AIM OF THE TASK
The word "numeral" marks the lines you need; copy each of them from the data.

**** TASK INPUTS ****

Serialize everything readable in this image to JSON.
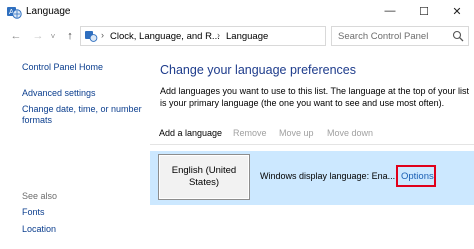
{
  "window": {
    "title": "Language",
    "minimize": "—",
    "maximize": "☐",
    "close": "✕"
  },
  "nav": {
    "back": "←",
    "forward": "→",
    "recent": "˅",
    "up": "↑",
    "breadcrumb": [
      "Clock, Language, and R...",
      "Language"
    ],
    "separator": "›",
    "dropdown": "˅",
    "refresh": "↻",
    "search_placeholder": "Search Control Panel"
  },
  "sidebar": {
    "home": "Control Panel Home",
    "links": [
      "Advanced settings",
      "Change date, time, or number",
      "formats"
    ],
    "see_also": "See also",
    "see_also_links": [
      "Fonts",
      "Location"
    ]
  },
  "main": {
    "heading": "Change your language preferences",
    "description": "Add languages you want to use to this list. The language at the top of your list is your primary language (the one you want to see and use most often).",
    "toolbar": {
      "add": "Add a language",
      "remove": "Remove",
      "move_up": "Move up",
      "move_down": "Move down"
    },
    "languages": [
      {
        "name": "English (United States)",
        "info": "Windows display language: Ena...",
        "options": "Options"
      }
    ]
  },
  "colors": {
    "accent": "#1e3c8c",
    "link": "#0b3e8e",
    "selection": "#cce8ff",
    "highlight": "#e0001a"
  },
  "icons": {
    "title": "language-icon",
    "search": "search-icon"
  }
}
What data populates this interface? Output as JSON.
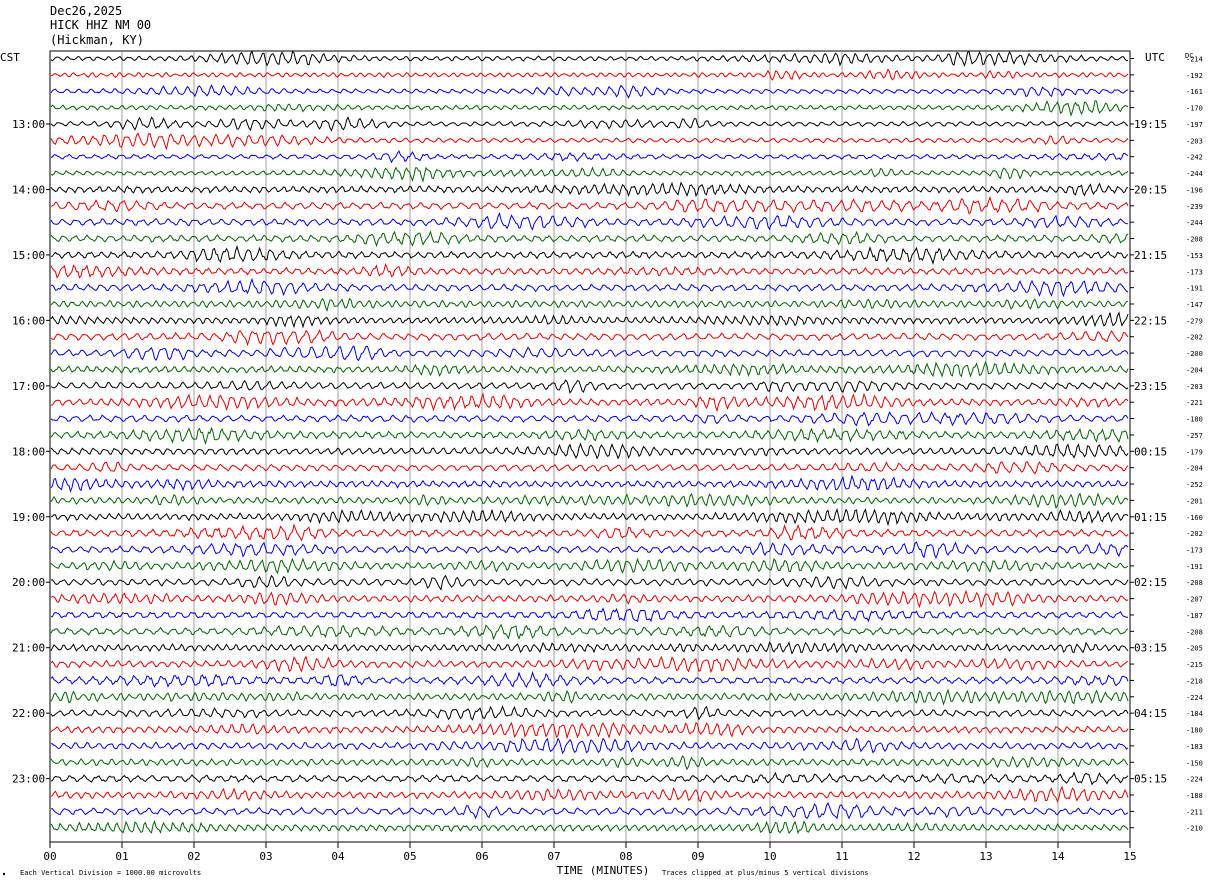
{
  "header": {
    "date": "Dec26,2025",
    "station": "HICK HHZ NM 00",
    "location": "(Hickman, KY)"
  },
  "chart_data": {
    "type": "line",
    "title": "HICK HHZ NM 00",
    "left_axis_label": "CST",
    "right_axis_label": "UTC",
    "dc_label": "DC",
    "xlabel": "TIME (MINUTES)",
    "xlim": [
      0,
      15
    ],
    "x_ticks": [
      "00",
      "01",
      "02",
      "03",
      "04",
      "05",
      "06",
      "07",
      "08",
      "09",
      "10",
      "11",
      "12",
      "13",
      "14",
      "15"
    ],
    "rows_per_hour": 4,
    "trace_colors": [
      "#000000",
      "#e00000",
      "#0000dd",
      "#006400"
    ],
    "left_hour_labels": [
      "13:00",
      "14:00",
      "15:00",
      "16:00",
      "17:00",
      "18:00",
      "19:00",
      "20:00",
      "21:00",
      "22:00",
      "23:00"
    ],
    "right_hour_labels": [
      "19:15",
      "20:15",
      "21:15",
      "22:15",
      "23:15",
      "00:15",
      "01:15",
      "02:15",
      "03:15",
      "04:15",
      "05:15"
    ],
    "dc_offsets": [
      "-214",
      "-192",
      "-161",
      "-170",
      "-197",
      "-203",
      "-242",
      "-244",
      "-196",
      "-239",
      "-244",
      "-208",
      "-153",
      "-173",
      "-191",
      "-147",
      "-279",
      "-202",
      "-200",
      "-204",
      "-203",
      "-221",
      "-180",
      "-257",
      "-179",
      "-204",
      "-252",
      "-201",
      "-160",
      "-202",
      "-173",
      "-191",
      "-208",
      "-207",
      "-187",
      "-208",
      "-205",
      "-215",
      "-218",
      "-224",
      "-184",
      "-180",
      "-183",
      "-150",
      "-224",
      "-188",
      "-211",
      "-210"
    ],
    "footer_left": "Each Vertical Division = 1000.00 microvolts",
    "footer_right": "Traces clipped at plus/minus 5 vertical divisions"
  }
}
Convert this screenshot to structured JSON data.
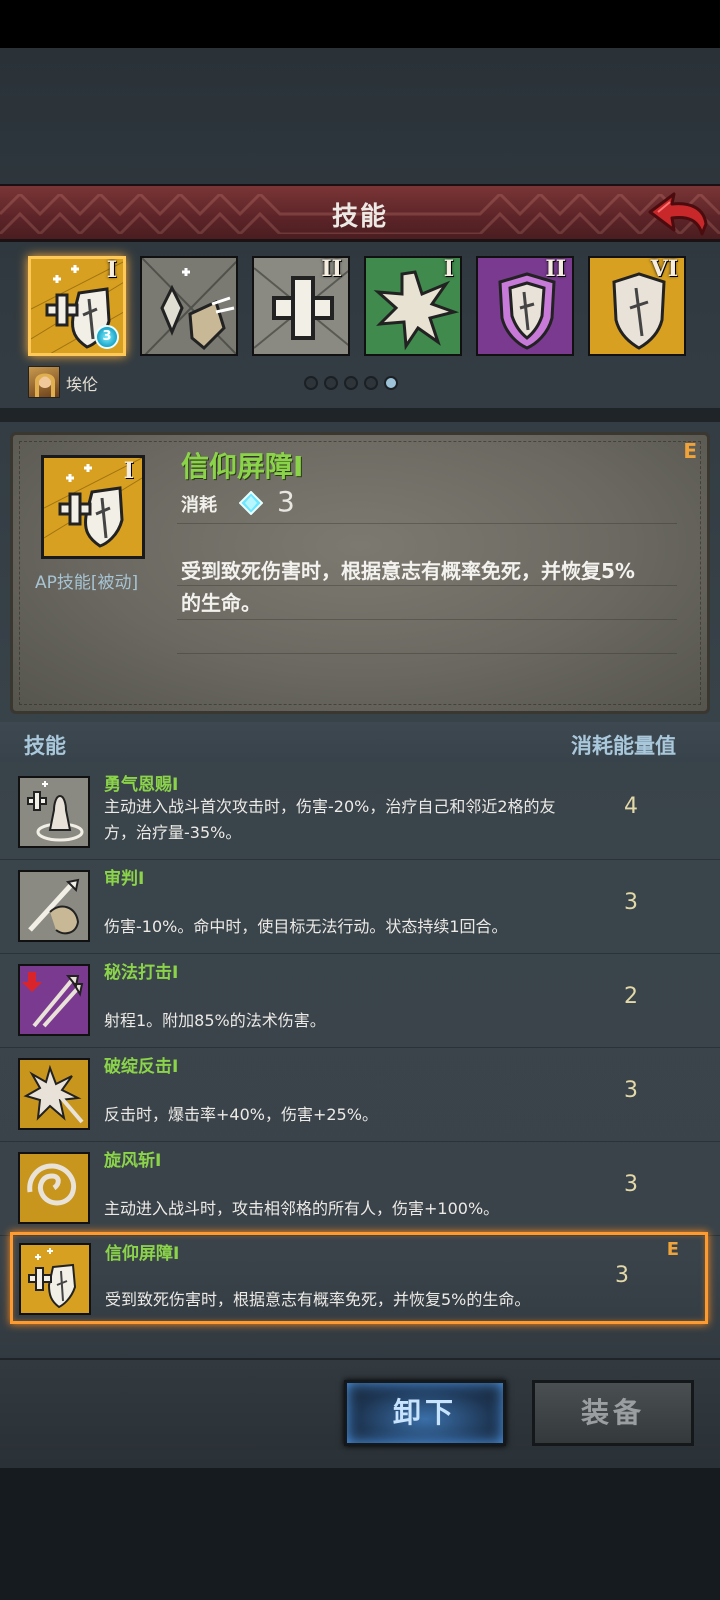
{
  "header": {
    "title": "技能"
  },
  "slots": [
    {
      "icon": "faith-barrier-icon",
      "numeral": "I",
      "color": "#d8a020",
      "badge": "3"
    },
    {
      "icon": "crystal-claw-icon",
      "numeral": "",
      "color": "#8a8a82"
    },
    {
      "icon": "holy-cross-icon",
      "numeral": "II",
      "color": "#8a8a82"
    },
    {
      "icon": "burst-star-icon",
      "numeral": "I",
      "color": "#3f8a4c"
    },
    {
      "icon": "purple-shield-icon",
      "numeral": "II",
      "color": "#7a3a90"
    },
    {
      "icon": "gold-shield-icon",
      "numeral": "VI",
      "color": "#d8a020"
    }
  ],
  "hero": {
    "name": "埃伦"
  },
  "pager": {
    "count": 5,
    "active": 4
  },
  "detail": {
    "grade": "E",
    "numeral": "I",
    "type": "AP技能[被动]",
    "name": "信仰屏障I",
    "cost_label": "消耗",
    "cost": "3",
    "desc": "受到致死伤害时，根据意志有概率免死，并恢复5%的生命。"
  },
  "list": {
    "header_left": "技能",
    "header_right": "消耗能量值",
    "items": [
      {
        "name": "勇气恩赐I",
        "desc": "主动进入战斗首次攻击时，伤害-20%，治疗自己和邻近2格的友方，治疗量-35%。",
        "cost": "4",
        "icon": "courage-gift-icon"
      },
      {
        "name": "审判I",
        "desc": "伤害-10%。命中时，使目标无法行动。状态持续1回合。",
        "cost": "3",
        "icon": "judgment-icon"
      },
      {
        "name": "秘法打击I",
        "desc": "射程1。附加85%的法术伤害。",
        "cost": "2",
        "icon": "arcane-strike-icon"
      },
      {
        "name": "破绽反击I",
        "desc": "反击时，爆击率+40%，伤害+25%。",
        "cost": "3",
        "icon": "counter-strike-icon"
      },
      {
        "name": "旋风斩I",
        "desc": "主动进入战斗时，攻击相邻格的所有人，伤害+100%。",
        "cost": "3",
        "icon": "whirlwind-icon"
      },
      {
        "name": "信仰屏障I",
        "desc": "受到致死伤害时，根据意志有概率免死，并恢复5%的生命。",
        "cost": "3",
        "icon": "faith-barrier-icon",
        "grade": "E",
        "equipped": true
      }
    ]
  },
  "buttons": {
    "unequip": "卸下",
    "equip": "装备"
  }
}
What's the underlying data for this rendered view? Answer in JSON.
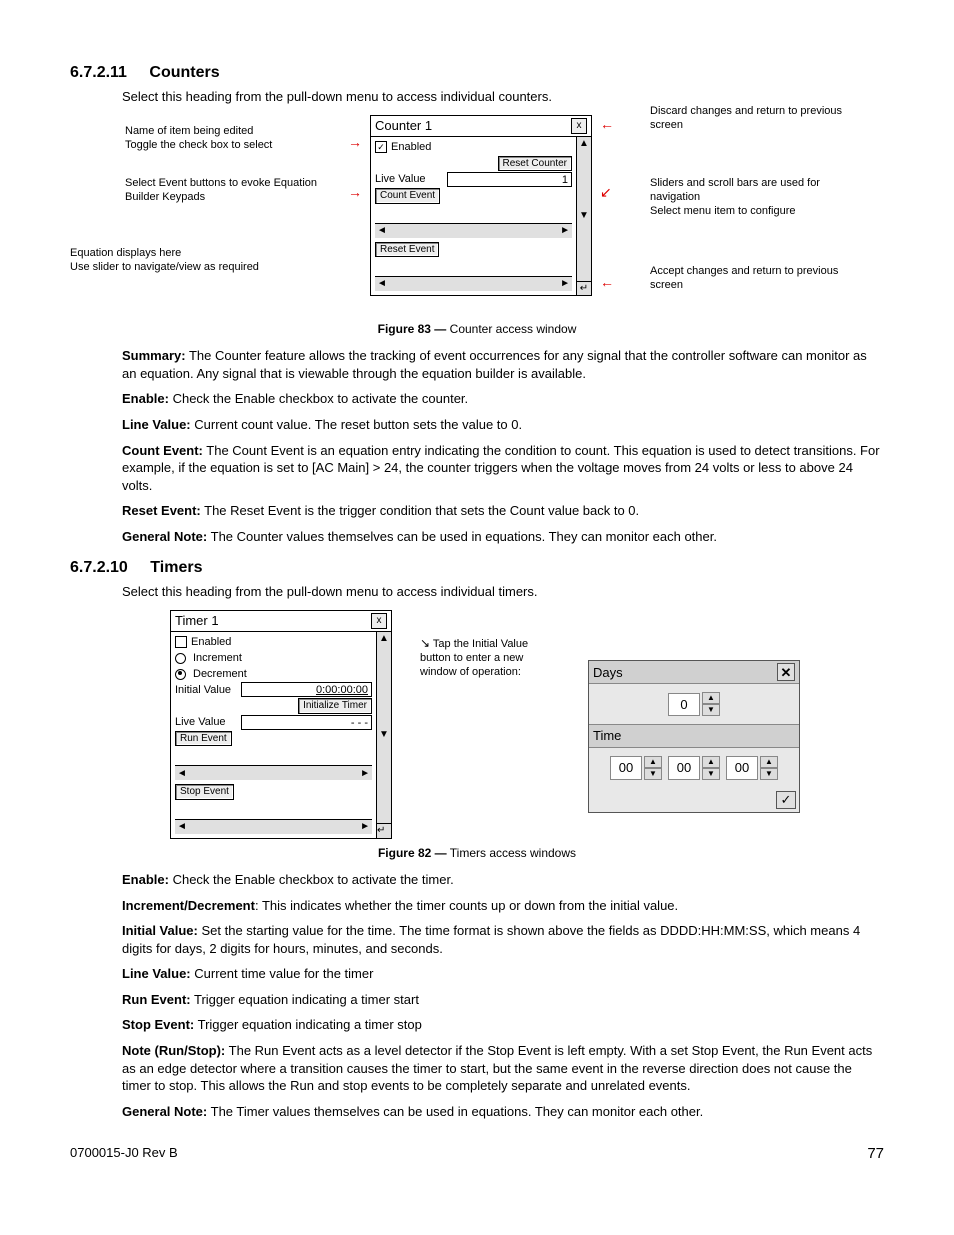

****

WRITTEN SOLUTION
      "numeral": "I",
      "numeral": "",
      "numeral": "II",
      "numeral": "I",
      "numeral": "II",
      "numeral": "VI",
    "numeral": "I",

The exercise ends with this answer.